**Task material**
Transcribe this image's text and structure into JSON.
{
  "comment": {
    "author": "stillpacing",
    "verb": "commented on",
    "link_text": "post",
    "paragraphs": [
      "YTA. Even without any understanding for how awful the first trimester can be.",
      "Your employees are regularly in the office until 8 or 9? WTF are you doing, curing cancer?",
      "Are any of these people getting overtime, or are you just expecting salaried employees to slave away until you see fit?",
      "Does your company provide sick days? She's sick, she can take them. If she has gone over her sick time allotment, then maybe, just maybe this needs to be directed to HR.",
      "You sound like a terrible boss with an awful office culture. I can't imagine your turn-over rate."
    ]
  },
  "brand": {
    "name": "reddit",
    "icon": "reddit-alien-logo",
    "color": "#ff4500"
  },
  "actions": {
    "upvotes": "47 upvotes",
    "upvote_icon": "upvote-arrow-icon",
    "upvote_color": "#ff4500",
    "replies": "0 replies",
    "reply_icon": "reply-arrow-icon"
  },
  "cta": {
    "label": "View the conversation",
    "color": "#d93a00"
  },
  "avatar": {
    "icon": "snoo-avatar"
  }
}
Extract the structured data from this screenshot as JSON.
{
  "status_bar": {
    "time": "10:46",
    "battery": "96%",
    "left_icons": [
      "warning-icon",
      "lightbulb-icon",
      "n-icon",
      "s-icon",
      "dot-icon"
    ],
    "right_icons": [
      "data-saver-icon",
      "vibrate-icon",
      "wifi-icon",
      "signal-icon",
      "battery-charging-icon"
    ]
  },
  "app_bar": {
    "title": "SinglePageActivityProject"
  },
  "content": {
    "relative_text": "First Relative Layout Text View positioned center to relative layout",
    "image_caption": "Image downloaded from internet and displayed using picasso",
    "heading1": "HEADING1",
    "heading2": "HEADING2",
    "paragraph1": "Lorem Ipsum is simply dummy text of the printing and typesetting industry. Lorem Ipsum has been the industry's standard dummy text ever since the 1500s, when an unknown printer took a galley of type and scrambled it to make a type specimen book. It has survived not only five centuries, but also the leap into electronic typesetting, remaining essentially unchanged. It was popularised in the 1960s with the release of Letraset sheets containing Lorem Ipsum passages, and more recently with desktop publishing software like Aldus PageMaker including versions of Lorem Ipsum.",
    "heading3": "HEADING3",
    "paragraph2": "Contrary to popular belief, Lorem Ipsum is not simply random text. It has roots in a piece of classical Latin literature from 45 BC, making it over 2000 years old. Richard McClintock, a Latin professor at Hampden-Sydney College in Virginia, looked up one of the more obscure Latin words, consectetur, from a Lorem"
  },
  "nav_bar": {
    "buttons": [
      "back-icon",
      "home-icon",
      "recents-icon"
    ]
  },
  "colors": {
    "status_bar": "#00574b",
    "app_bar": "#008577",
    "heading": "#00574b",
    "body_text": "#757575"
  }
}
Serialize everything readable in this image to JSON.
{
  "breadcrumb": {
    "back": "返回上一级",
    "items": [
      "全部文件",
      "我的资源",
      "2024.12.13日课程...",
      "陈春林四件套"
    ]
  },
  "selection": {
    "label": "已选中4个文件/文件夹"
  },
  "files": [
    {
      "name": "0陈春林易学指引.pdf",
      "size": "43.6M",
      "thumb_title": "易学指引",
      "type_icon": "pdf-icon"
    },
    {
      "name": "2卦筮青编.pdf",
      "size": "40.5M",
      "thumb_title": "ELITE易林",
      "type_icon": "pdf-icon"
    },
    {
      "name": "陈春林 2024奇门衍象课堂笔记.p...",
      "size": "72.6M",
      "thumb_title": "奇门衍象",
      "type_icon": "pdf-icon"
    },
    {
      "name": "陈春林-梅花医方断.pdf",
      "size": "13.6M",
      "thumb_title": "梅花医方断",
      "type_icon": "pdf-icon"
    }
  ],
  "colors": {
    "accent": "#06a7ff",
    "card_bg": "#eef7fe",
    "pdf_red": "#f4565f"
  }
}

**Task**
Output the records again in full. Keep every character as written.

**Response below**
Transcribe this image's text and structure into JSON.
{
  "comment": {
    "author": "stillpacing",
    "verb": "commented on",
    "link_text": "post",
    "paragraphs": [
      "YTA. Even without any understanding for how awful the first trimester can be.",
      "Your employees are regularly in the office until 8 or 9? WTF are you doing, curing cancer?",
      "Are any of these people getting overtime, or are you just expecting salaried employees to slave away until you see fit?",
      "Does your company provide sick days? She's sick, she can take them. If she has gone over her sick time allotment, then maybe, just maybe this needs to be directed to HR.",
      "You sound like a terrible boss with an awful office culture. I can't imagine your turn-over rate."
    ]
  },
  "brand": {
    "name": "reddit",
    "icon": "reddit-alien-logo",
    "color": "#ff4500"
  },
  "actions": {
    "upvotes": "47 upvotes",
    "upvote_icon": "upvote-arrow-icon",
    "upvote_color": "#ff4500",
    "replies": "0 replies",
    "reply_icon": "reply-arrow-icon"
  },
  "cta": {
    "label": "View the conversation",
    "color": "#d93a00"
  },
  "avatar": {
    "icon": "snoo-avatar"
  }
}
Extract the structured data from this screenshot as JSON.
{
  "status_bar": {
    "time": "10:46",
    "battery": "96%",
    "left_icons": [
      "warning-icon",
      "lightbulb-icon",
      "n-icon",
      "s-icon",
      "dot-icon"
    ],
    "right_icons": [
      "data-saver-icon",
      "vibrate-icon",
      "wifi-icon",
      "signal-icon",
      "battery-charging-icon"
    ]
  },
  "app_bar": {
    "title": "SinglePageActivityProject"
  },
  "content": {
    "relative_text": "First Relative Layout Text View positioned center to relative layout",
    "image_caption": "Image downloaded from internet and displayed using picasso",
    "heading1": "HEADING1",
    "heading2": "HEADING2",
    "paragraph1": "Lorem Ipsum is simply dummy text of the printing and typesetting industry. Lorem Ipsum has been the industry's standard dummy text ever since the 1500s, when an unknown printer took a galley of type and scrambled it to make a type specimen book. It has survived not only five centuries, but also the leap into electronic typesetting, remaining essentially unchanged. It was popularised in the 1960s with the release of Letraset sheets containing Lorem Ipsum passages, and more recently with desktop publishing software like Aldus PageMaker including versions of Lorem Ipsum.",
    "heading3": "HEADING3",
    "paragraph2": "Contrary to popular belief, Lorem Ipsum is not simply random text. It has roots in a piece of classical Latin literature from 45 BC, making it over 2000 years old. Richard McClintock, a Latin professor at Hampden-Sydney College in Virginia, looked up one of the more obscure Latin words, consectetur, from a Lorem"
  },
  "nav_bar": {
    "buttons": [
      "back-icon",
      "home-icon",
      "recents-icon"
    ]
  },
  "colors": {
    "status_bar": "#00574b",
    "app_bar": "#008577",
    "heading": "#00574b",
    "body_text": "#757575"
  }
}
Serialize everything readable in this image to JSON.
{
  "breadcrumb": {
    "back": "返回上一级",
    "items": [
      "全部文件",
      "我的资源",
      "2024.12.13日课程...",
      "陈春林四件套"
    ]
  },
  "selection": {
    "label": "已选中4个文件/文件夹"
  },
  "files": [
    {
      "name": "0陈春林易学指引.pdf",
      "size": "43.6M",
      "thumb_title": "易学指引",
      "type_icon": "pdf-icon"
    },
    {
      "name": "2卦筮青编.pdf",
      "size": "40.5M",
      "thumb_title": "ELITE易林",
      "type_icon": "pdf-icon"
    },
    {
      "name": "陈春林 2024奇门衍象课堂笔记.p...",
      "size": "72.6M",
      "thumb_title": "奇门衍象",
      "type_icon": "pdf-icon"
    },
    {
      "name": "陈春林-梅花医方断.pdf",
      "size": "13.6M",
      "thumb_title": "梅花医方断",
      "type_icon": "pdf-icon"
    }
  ],
  "colors": {
    "accent": "#06a7ff",
    "card_bg": "#eef7fe",
    "pdf_red": "#f4565f"
  }
}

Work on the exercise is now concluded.